## [Material for this exercise]
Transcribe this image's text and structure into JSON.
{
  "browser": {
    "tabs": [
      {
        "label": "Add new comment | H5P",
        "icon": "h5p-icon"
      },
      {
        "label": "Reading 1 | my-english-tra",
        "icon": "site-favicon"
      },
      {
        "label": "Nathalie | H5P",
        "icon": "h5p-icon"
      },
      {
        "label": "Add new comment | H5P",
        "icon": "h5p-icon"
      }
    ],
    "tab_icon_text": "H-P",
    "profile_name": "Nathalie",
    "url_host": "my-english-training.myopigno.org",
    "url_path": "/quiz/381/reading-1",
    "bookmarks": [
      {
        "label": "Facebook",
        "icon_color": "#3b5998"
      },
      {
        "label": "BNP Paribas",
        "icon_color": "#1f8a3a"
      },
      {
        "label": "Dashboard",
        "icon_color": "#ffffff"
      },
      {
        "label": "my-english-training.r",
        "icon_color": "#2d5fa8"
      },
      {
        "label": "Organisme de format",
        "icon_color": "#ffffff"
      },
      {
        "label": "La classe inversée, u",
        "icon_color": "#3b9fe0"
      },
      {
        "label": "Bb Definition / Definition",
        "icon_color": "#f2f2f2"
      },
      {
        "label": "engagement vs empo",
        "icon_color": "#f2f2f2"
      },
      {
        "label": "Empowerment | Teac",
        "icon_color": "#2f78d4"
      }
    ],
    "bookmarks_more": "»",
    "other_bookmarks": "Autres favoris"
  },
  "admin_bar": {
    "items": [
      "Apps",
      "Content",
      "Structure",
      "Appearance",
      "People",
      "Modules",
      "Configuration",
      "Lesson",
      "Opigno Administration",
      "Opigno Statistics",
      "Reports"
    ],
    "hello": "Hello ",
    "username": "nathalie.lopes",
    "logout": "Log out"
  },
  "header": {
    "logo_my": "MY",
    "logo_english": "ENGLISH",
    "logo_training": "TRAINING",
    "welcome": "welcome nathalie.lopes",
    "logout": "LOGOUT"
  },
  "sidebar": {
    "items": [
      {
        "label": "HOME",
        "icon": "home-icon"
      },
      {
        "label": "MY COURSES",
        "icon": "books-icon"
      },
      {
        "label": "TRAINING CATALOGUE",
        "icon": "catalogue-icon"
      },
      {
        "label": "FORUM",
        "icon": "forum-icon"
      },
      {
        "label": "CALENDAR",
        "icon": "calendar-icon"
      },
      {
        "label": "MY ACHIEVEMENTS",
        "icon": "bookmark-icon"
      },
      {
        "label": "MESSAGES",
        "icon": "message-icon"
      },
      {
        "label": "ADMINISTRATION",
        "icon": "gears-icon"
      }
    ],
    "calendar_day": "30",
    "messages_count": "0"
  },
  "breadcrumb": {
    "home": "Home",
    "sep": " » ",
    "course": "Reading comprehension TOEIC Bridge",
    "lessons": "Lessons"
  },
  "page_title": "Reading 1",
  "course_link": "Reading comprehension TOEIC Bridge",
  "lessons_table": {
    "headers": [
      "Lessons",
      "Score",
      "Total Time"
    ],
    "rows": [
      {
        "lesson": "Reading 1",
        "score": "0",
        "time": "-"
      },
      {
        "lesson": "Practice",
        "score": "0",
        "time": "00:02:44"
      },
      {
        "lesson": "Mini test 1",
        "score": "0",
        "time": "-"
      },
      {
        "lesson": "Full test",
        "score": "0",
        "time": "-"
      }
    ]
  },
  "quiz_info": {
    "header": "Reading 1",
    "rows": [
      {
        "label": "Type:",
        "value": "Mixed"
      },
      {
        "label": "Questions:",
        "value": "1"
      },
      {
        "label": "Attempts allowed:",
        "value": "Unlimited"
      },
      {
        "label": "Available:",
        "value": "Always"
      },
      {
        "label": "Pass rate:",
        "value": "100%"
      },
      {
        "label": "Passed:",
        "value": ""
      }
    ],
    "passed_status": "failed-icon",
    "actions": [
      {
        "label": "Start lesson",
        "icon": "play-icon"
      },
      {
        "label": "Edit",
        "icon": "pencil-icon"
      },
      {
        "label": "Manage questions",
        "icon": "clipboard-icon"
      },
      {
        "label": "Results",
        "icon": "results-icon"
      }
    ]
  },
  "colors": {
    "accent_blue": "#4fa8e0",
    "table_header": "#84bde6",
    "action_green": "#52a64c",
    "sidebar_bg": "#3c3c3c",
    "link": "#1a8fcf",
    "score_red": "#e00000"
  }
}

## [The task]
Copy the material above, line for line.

## [Result of this exercise]
Transcribe this image's text and structure into JSON.
{
  "browser": {
    "tabs": [
      {
        "label": "Add new comment | H5P",
        "icon": "h5p-icon"
      },
      {
        "label": "Reading 1 | my-english-tra",
        "icon": "site-favicon"
      },
      {
        "label": "Nathalie | H5P",
        "icon": "h5p-icon"
      },
      {
        "label": "Add new comment | H5P",
        "icon": "h5p-icon"
      }
    ],
    "tab_icon_text": "H-P",
    "profile_name": "Nathalie",
    "url_host": "my-english-training.myopigno.org",
    "url_path": "/quiz/381/reading-1",
    "bookmarks": [
      {
        "label": "Facebook",
        "icon_color": "#3b5998"
      },
      {
        "label": "BNP Paribas",
        "icon_color": "#1f8a3a"
      },
      {
        "label": "Dashboard",
        "icon_color": "#ffffff"
      },
      {
        "label": "my-english-training.r",
        "icon_color": "#2d5fa8"
      },
      {
        "label": "Organisme de format",
        "icon_color": "#ffffff"
      },
      {
        "label": "La classe inversée, u",
        "icon_color": "#3b9fe0"
      },
      {
        "label": "Bb Definition / Definition",
        "icon_color": "#f2f2f2"
      },
      {
        "label": "engagement vs empo",
        "icon_color": "#f2f2f2"
      },
      {
        "label": "Empowerment | Teac",
        "icon_color": "#2f78d4"
      }
    ],
    "bookmarks_more": "»",
    "other_bookmarks": "Autres favoris"
  },
  "admin_bar": {
    "items": [
      "Apps",
      "Content",
      "Structure",
      "Appearance",
      "People",
      "Modules",
      "Configuration",
      "Lesson",
      "Opigno Administration",
      "Opigno Statistics",
      "Reports"
    ],
    "hello": "Hello ",
    "username": "nathalie.lopes",
    "logout": "Log out"
  },
  "header": {
    "logo_my": "MY",
    "logo_english": "ENGLISH",
    "logo_training": "TRAINING",
    "welcome": "welcome nathalie.lopes",
    "logout": "LOGOUT"
  },
  "sidebar": {
    "items": [
      {
        "label": "HOME",
        "icon": "home-icon"
      },
      {
        "label": "MY COURSES",
        "icon": "books-icon"
      },
      {
        "label": "TRAINING CATALOGUE",
        "icon": "catalogue-icon"
      },
      {
        "label": "FORUM",
        "icon": "forum-icon"
      },
      {
        "label": "CALENDAR",
        "icon": "calendar-icon"
      },
      {
        "label": "MY ACHIEVEMENTS",
        "icon": "bookmark-icon"
      },
      {
        "label": "MESSAGES",
        "icon": "message-icon"
      },
      {
        "label": "ADMINISTRATION",
        "icon": "gears-icon"
      }
    ],
    "calendar_day": "30",
    "messages_count": "0"
  },
  "breadcrumb": {
    "home": "Home",
    "sep": " » ",
    "course": "Reading comprehension TOEIC Bridge",
    "lessons": "Lessons"
  },
  "page_title": "Reading 1",
  "course_link": "Reading comprehension TOEIC Bridge",
  "lessons_table": {
    "headers": [
      "Lessons",
      "Score",
      "Total Time"
    ],
    "rows": [
      {
        "lesson": "Reading 1",
        "score": "0",
        "time": "-"
      },
      {
        "lesson": "Practice",
        "score": "0",
        "time": "00:02:44"
      },
      {
        "lesson": "Mini test 1",
        "score": "0",
        "time": "-"
      },
      {
        "lesson": "Full test",
        "score": "0",
        "time": "-"
      }
    ]
  },
  "quiz_info": {
    "header": "Reading 1",
    "rows": [
      {
        "label": "Type:",
        "value": "Mixed"
      },
      {
        "label": "Questions:",
        "value": "1"
      },
      {
        "label": "Attempts allowed:",
        "value": "Unlimited"
      },
      {
        "label": "Available:",
        "value": "Always"
      },
      {
        "label": "Pass rate:",
        "value": "100%"
      },
      {
        "label": "Passed:",
        "value": ""
      }
    ],
    "passed_status": "failed-icon",
    "actions": [
      {
        "label": "Start lesson",
        "icon": "play-icon"
      },
      {
        "label": "Edit",
        "icon": "pencil-icon"
      },
      {
        "label": "Manage questions",
        "icon": "clipboard-icon"
      },
      {
        "label": "Results",
        "icon": "results-icon"
      }
    ]
  },
  "colors": {
    "accent_blue": "#4fa8e0",
    "table_header": "#84bde6",
    "action_green": "#52a64c",
    "sidebar_bg": "#3c3c3c",
    "link": "#1a8fcf",
    "score_red": "#e00000"
  }
}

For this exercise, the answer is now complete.